Macbeth was a real Scottish king, succeeding Duncan I in 1040 after defeating him in battle. But Shakespeare’s thought-provoking tragedy, one of the greatest stories in all English literature, is almost entirely fiction.
JUST before Edward the Confessor came to the English throne, two Scottish generals, Macbeth and Banquo, saved the throne of their king Duncan by repulsing a Danish invasion.*
On their way home, three witches accosted them. They told Macbeth that he would one day be a king, and Banquo that he would be a father of kings.
Macbeth wrote half-jokingly of it to his wife, but when she learned that Duncan was to visit Macbeth’s castle, she gave her husband no peace until he had agreed to help the prophecy come true.

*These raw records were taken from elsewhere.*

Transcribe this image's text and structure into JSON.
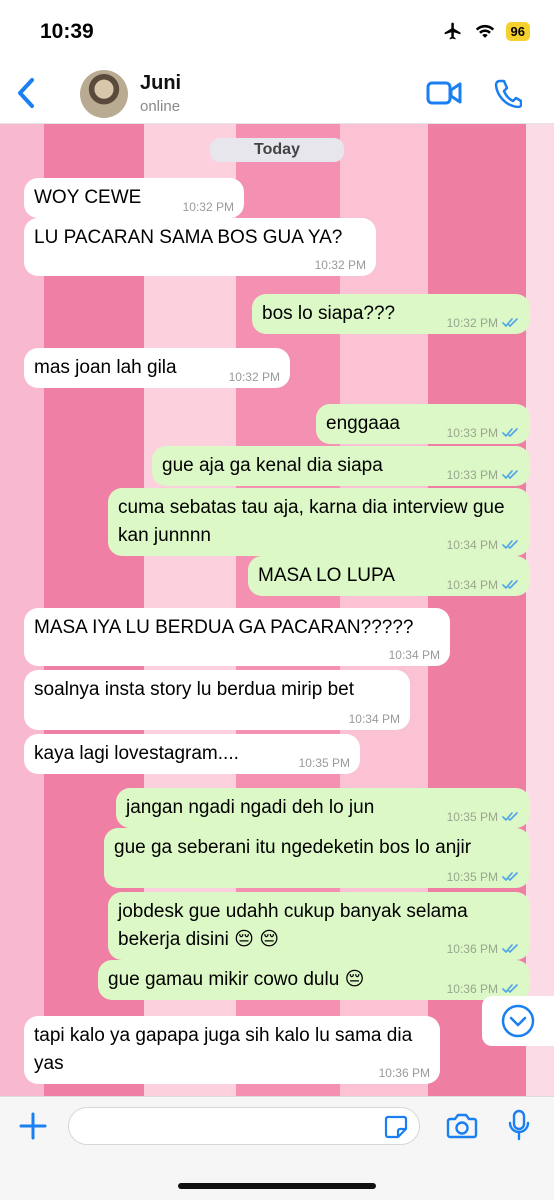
{
  "status_bar": {
    "time": "10:39",
    "battery": "96"
  },
  "header": {
    "name": "Juni",
    "status": "online"
  },
  "chat": {
    "date_label": "Today",
    "messages": [
      {
        "dir": "in",
        "text": "WOY CEWE",
        "time": "10:32 PM"
      },
      {
        "dir": "in",
        "text": "LU PACARAN SAMA BOS GUA YA?",
        "time": "10:32 PM"
      },
      {
        "dir": "out",
        "text": "bos lo siapa???",
        "time": "10:32 PM"
      },
      {
        "dir": "in",
        "text": "mas joan lah gila",
        "time": "10:32 PM"
      },
      {
        "dir": "out",
        "text": "enggaaa",
        "time": "10:33 PM"
      },
      {
        "dir": "out",
        "text": "gue aja ga kenal dia siapa",
        "time": "10:33 PM"
      },
      {
        "dir": "out",
        "text": "cuma sebatas tau aja, karna dia interview gue kan junnnn",
        "time": "10:34 PM"
      },
      {
        "dir": "out",
        "text": "MASA LO LUPA",
        "time": "10:34 PM"
      },
      {
        "dir": "in",
        "text": "MASA IYA LU BERDUA GA PACARAN?????",
        "time": "10:34 PM"
      },
      {
        "dir": "in",
        "text": "soalnya insta story lu berdua mirip bet",
        "time": "10:34 PM"
      },
      {
        "dir": "in",
        "text": "kaya lagi lovestagram....",
        "time": "10:35 PM"
      },
      {
        "dir": "out",
        "text": "jangan ngadi ngadi deh lo jun",
        "time": "10:35 PM"
      },
      {
        "dir": "out",
        "text": "gue ga seberani itu ngedeketin bos lo anjir",
        "time": "10:35 PM"
      },
      {
        "dir": "out",
        "text": "jobdesk gue udahh cukup banyak selama bekerja disini 😔 😔",
        "time": "10:36 PM"
      },
      {
        "dir": "out",
        "text": "gue gamau mikir cowo dulu 😔",
        "time": "10:36 PM"
      },
      {
        "dir": "in",
        "text": "tapi kalo ya gapapa juga sih kalo lu sama dia yas",
        "time": "10:36 PM"
      }
    ]
  },
  "colors": {
    "outgoing": "#dcf8c6",
    "incoming": "#ffffff",
    "accent": "#1a7ff0",
    "tick": "#4fa3e8"
  },
  "icons": [
    "airplane-icon",
    "wifi-icon",
    "back-chevron-icon",
    "video-camera-icon",
    "phone-icon",
    "chevron-down-icon",
    "plus-icon",
    "sticker-icon",
    "camera-icon",
    "microphone-icon"
  ]
}
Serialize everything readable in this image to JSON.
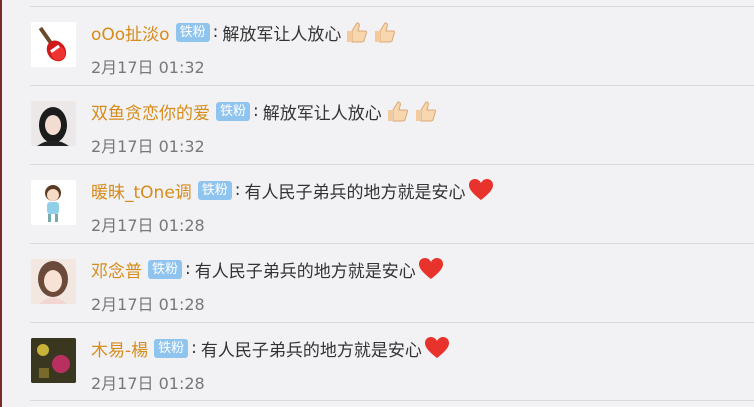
{
  "comments": [
    {
      "name": "oOo扯淡o",
      "badge": "铁粉",
      "text": "解放军让人放心",
      "emoji": [
        "thumbs-up-icon",
        "thumbs-up-icon"
      ],
      "time": "2月17日 01:32"
    },
    {
      "name": "双鱼贪恋你的爱",
      "badge": "铁粉",
      "text": "解放军让人放心",
      "emoji": [
        "thumbs-up-icon",
        "thumbs-up-icon"
      ],
      "time": "2月17日 01:32"
    },
    {
      "name": "暖昧_tOne调",
      "badge": "铁粉",
      "text": "有人民子弟兵的地方就是安心",
      "emoji": [
        "heart-icon"
      ],
      "time": "2月17日 01:28"
    },
    {
      "name": "邓念普",
      "badge": "铁粉",
      "text": "有人民子弟兵的地方就是安心",
      "emoji": [
        "heart-icon"
      ],
      "time": "2月17日 01:28"
    },
    {
      "name": "木易-楊",
      "badge": "铁粉",
      "text": "有人民子弟兵的地方就是安心",
      "emoji": [
        "heart-icon"
      ],
      "time": "2月17日 01:28"
    }
  ],
  "colors": {
    "name": "#d68c1a",
    "badge": "#8fc4ee",
    "time": "#777777",
    "heart": "#e8322c"
  }
}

It was quickly done: Macbeth stabbed Duncan as he slept. Duncan’s son Malcolm fled to England, fearing for his life, and Macbeth, the popular general, was crowned instead.
But the prophecy concerning Banquo, the ‘father of kings’, haunted Macbeth.

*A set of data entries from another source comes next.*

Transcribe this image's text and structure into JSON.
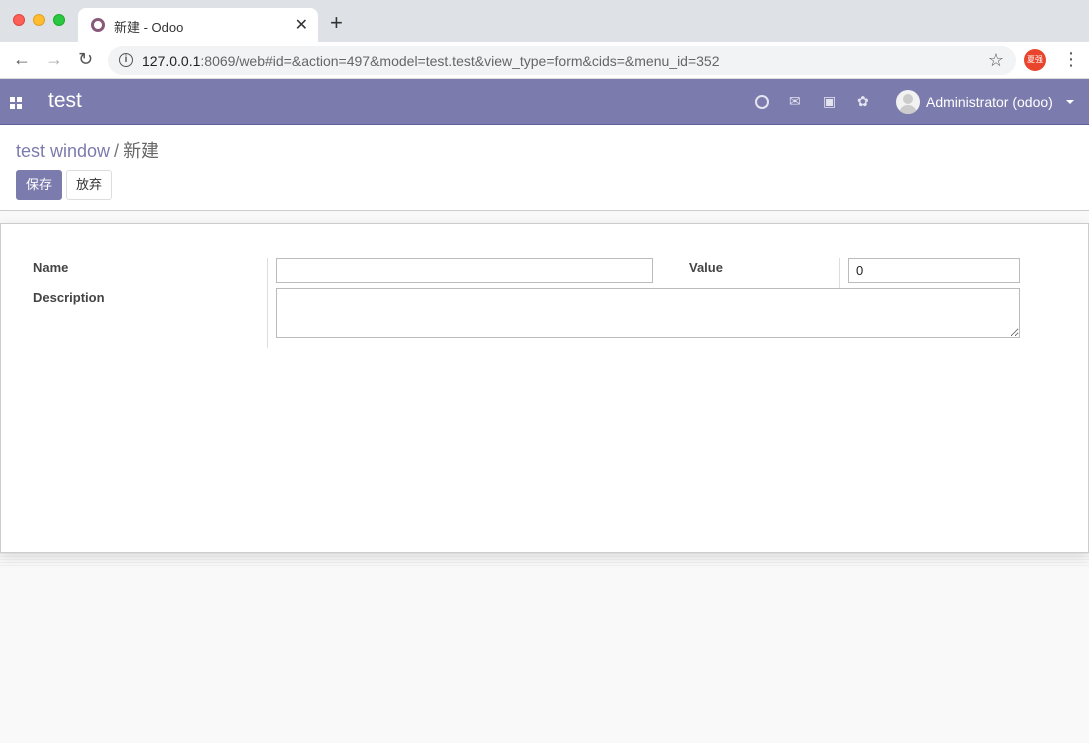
{
  "browser": {
    "tab_title": "新建 - Odoo",
    "tab_close": "✕",
    "new_tab": "+",
    "url_host": "127.0.0.1",
    "url_rest": ":8069/web#id=&action=497&model=test.test&view_type=form&cids=&menu_id=352",
    "profile_label": "夏强"
  },
  "navbar": {
    "brand": "test",
    "user_name": "Administrator (odoo)"
  },
  "breadcrumb": {
    "parent": "test window",
    "separator": "/",
    "current": "新建"
  },
  "buttons": {
    "save": "保存",
    "discard": "放弃"
  },
  "form": {
    "name_label": "Name",
    "name_value": "",
    "description_label": "Description",
    "description_value": "",
    "value_label": "Value",
    "value_value": "0"
  },
  "colors": {
    "brand": "#7c7bad",
    "favicon": "#875a7b"
  },
  "icons": [
    "apps-icon",
    "clock-icon",
    "chat-icon",
    "gift-icon",
    "bug-icon",
    "star-icon",
    "info-icon"
  ]
}
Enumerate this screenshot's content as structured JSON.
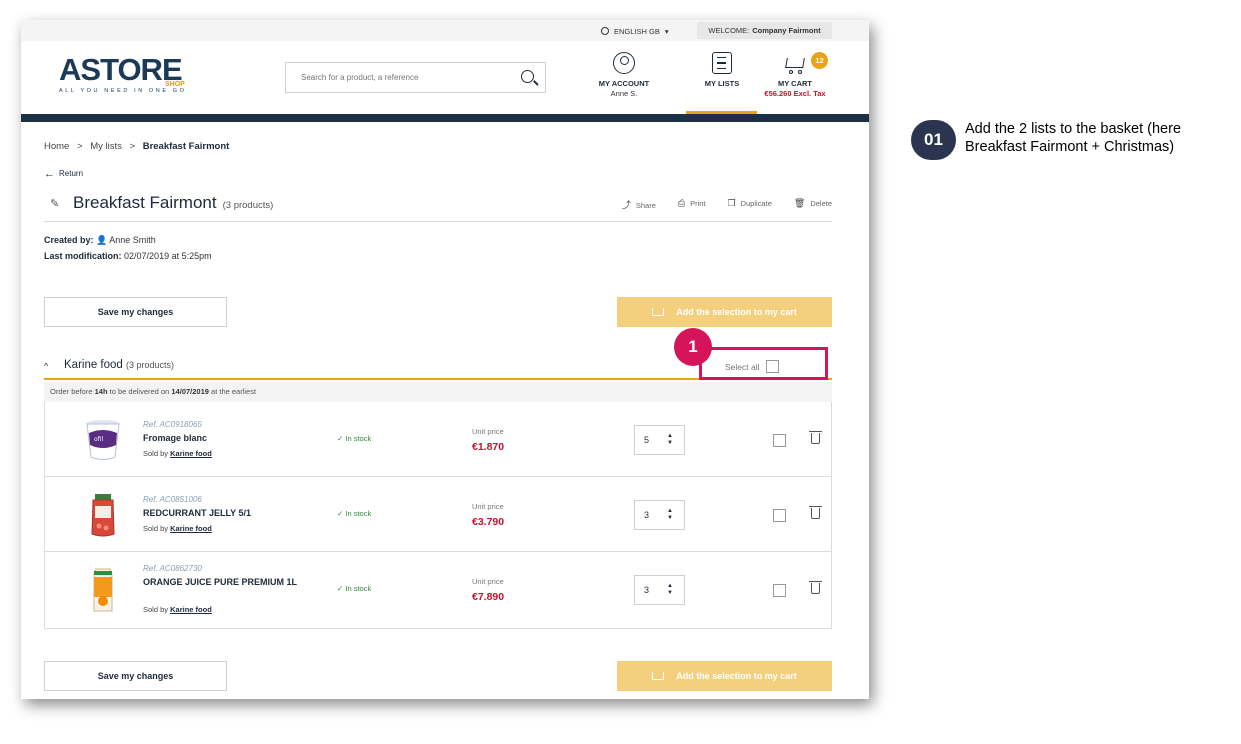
{
  "util": {
    "language": "ENGLISH GB",
    "welcome_label": "WELCOME:",
    "company": "Company Fairmont"
  },
  "header": {
    "logo_text": "ASTORE",
    "logo_shop": "SHOP",
    "logo_tagline": "ALL YOU NEED IN ONE GO",
    "search_placeholder": "Search for a product, a reference",
    "account_label": "MY ACCOUNT",
    "account_user": "Anne S.",
    "lists_label": "MY LISTS",
    "cart_label": "MY CART",
    "cart_amount": "€56.260 Excl. Tax",
    "cart_count": "12"
  },
  "breadcrumb": {
    "home": "Home",
    "sep1": ">",
    "lists": "My lists",
    "sep2": ">",
    "current": "Breakfast Fairmont"
  },
  "back_label": "Return",
  "list": {
    "title": "Breakfast Fairmont",
    "count": "(3 products)",
    "actions": {
      "share": "Share",
      "print": "Print",
      "duplicate": "Duplicate",
      "delete": "Delete"
    },
    "created_label": "Created by:",
    "created_by": "Anne Smith",
    "modified_label": "Last modification:",
    "modified": "02/07/2019 at 5:25pm"
  },
  "buttons": {
    "save": "Save my changes",
    "add": "Add the selection to my cart"
  },
  "group": {
    "name": "Karine food",
    "count": "(3 products)",
    "select_all": "Select all",
    "delivery_pre": "Order before",
    "delivery_hour": "14h",
    "delivery_mid": "to be delivered on",
    "delivery_date": "14/07/2019",
    "delivery_post": "at the earliest"
  },
  "products": [
    {
      "ref": "Ref. AC0918065",
      "name": "Fromage blanc",
      "sold_label": "Sold by",
      "seller": "Karine food",
      "stock": "✓ In stock",
      "unit_label": "Unit price",
      "price": "€1.870",
      "qty": "5"
    },
    {
      "ref": "Ref. AC0851006",
      "name": "REDCURRANT JELLY 5/1",
      "sold_label": "Sold by",
      "seller": "Karine food",
      "stock": "✓ In stock",
      "unit_label": "Unit price",
      "price": "€3.790",
      "qty": "3"
    },
    {
      "ref": "Ref. AC0862730",
      "name": "ORANGE JUICE PURE PREMIUM 1L",
      "sold_label": "Sold by",
      "seller": "Karine food",
      "stock": "✓ In stock",
      "unit_label": "Unit price",
      "price": "€7.890",
      "qty": "3"
    }
  ],
  "annotation": {
    "marker": "1",
    "step_number": "01",
    "step_text": "Add the 2 lists to the basket (here Breakfast Fairmont + Christmas)"
  },
  "colors": {
    "accent": "#e8a317",
    "navy": "#1b2f45",
    "price": "#c8102e",
    "highlight": "#d6145a",
    "add_button": "#f4d07e"
  }
}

He hired men to murder Banquo and his son, but the boy escaped; and after Banquo’s bloodied ghost appeared accusingly at the new King’s table, Macbeth turned to the witches for counsel.

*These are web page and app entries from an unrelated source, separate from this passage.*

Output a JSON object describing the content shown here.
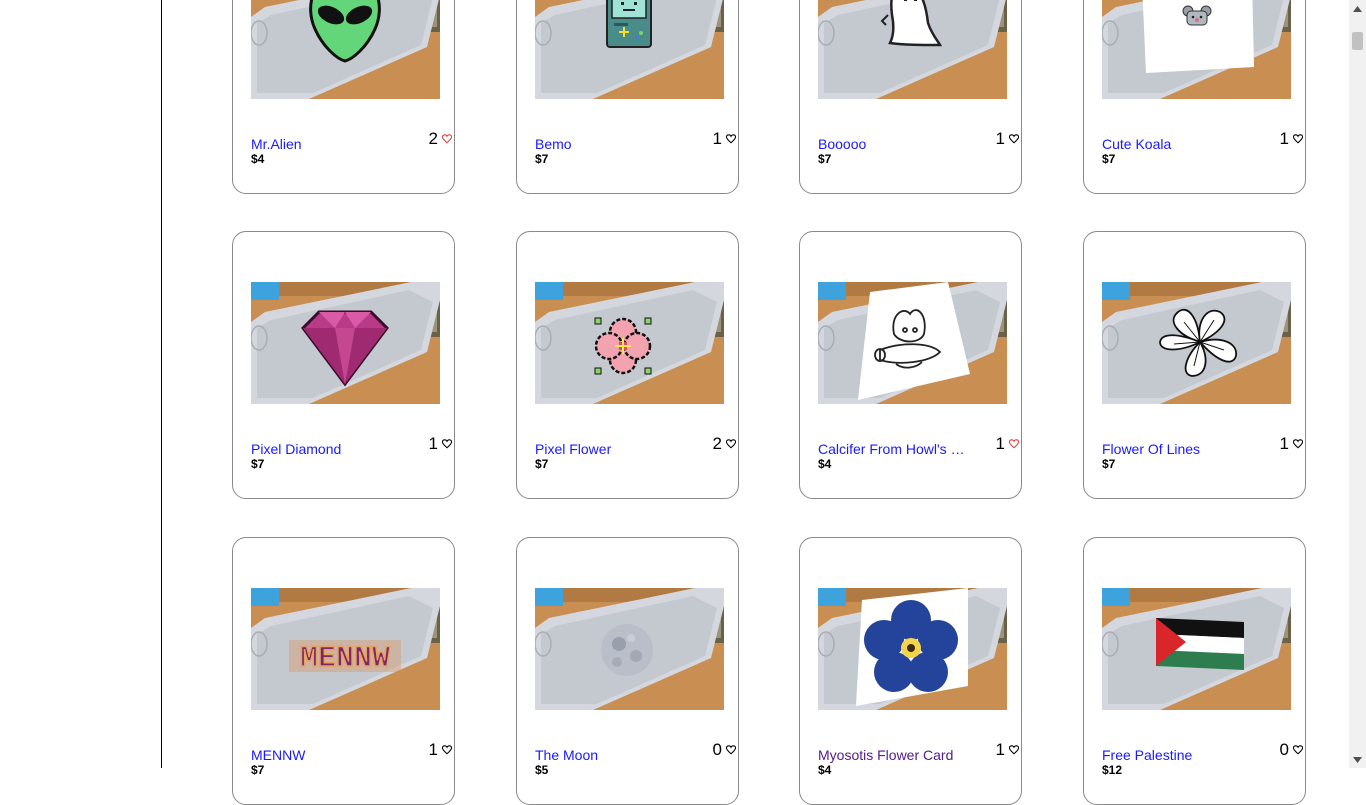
{
  "products": [
    {
      "title": "Mr.Alien",
      "price": "$4",
      "likes": "2",
      "liked": true,
      "sticker": "alien"
    },
    {
      "title": "Bemo",
      "price": "$7",
      "likes": "1",
      "liked": false,
      "sticker": "bemo"
    },
    {
      "title": "Booooo",
      "price": "$7",
      "likes": "1",
      "liked": false,
      "sticker": "ghost"
    },
    {
      "title": "Cute Koala",
      "price": "$7",
      "likes": "1",
      "liked": false,
      "sticker": "koala"
    },
    {
      "title": "Pixel Diamond",
      "price": "$7",
      "likes": "1",
      "liked": false,
      "sticker": "diamond"
    },
    {
      "title": "Pixel Flower",
      "price": "$7",
      "likes": "2",
      "liked": false,
      "sticker": "pixelflower"
    },
    {
      "title": "Calcifer From Howl's Moving Castle",
      "price": "$4",
      "likes": "1",
      "liked": true,
      "sticker": "calcifer"
    },
    {
      "title": "Flower Of Lines",
      "price": "$7",
      "likes": "1",
      "liked": false,
      "sticker": "lineflower"
    },
    {
      "title": "MENNW",
      "price": "$7",
      "likes": "1",
      "liked": false,
      "sticker": "mennw"
    },
    {
      "title": "The Moon",
      "price": "$5",
      "likes": "0",
      "liked": false,
      "sticker": "moon"
    },
    {
      "title": "Myosotis Flower Card",
      "price": "$4",
      "likes": "1",
      "liked": false,
      "sticker": "myosotis",
      "visited": true
    },
    {
      "title": "Free Palestine",
      "price": "$12",
      "likes": "0",
      "liked": false,
      "sticker": "flag"
    }
  ],
  "colors": {
    "link": "#1a1aff",
    "visited": "#551a8b",
    "liked_heart": "#e0443e",
    "heart": "#000000"
  },
  "scroll": {
    "position_fraction": 0.02,
    "thumb_fraction": 0.025
  }
}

* Edward came to the English throne on 8th June, 1042. His predecessor was Harthacnut, a son of Cnut (Canute) the Great, a Danish king; Edward was followed on the throne by Harold Godwinson in 1066.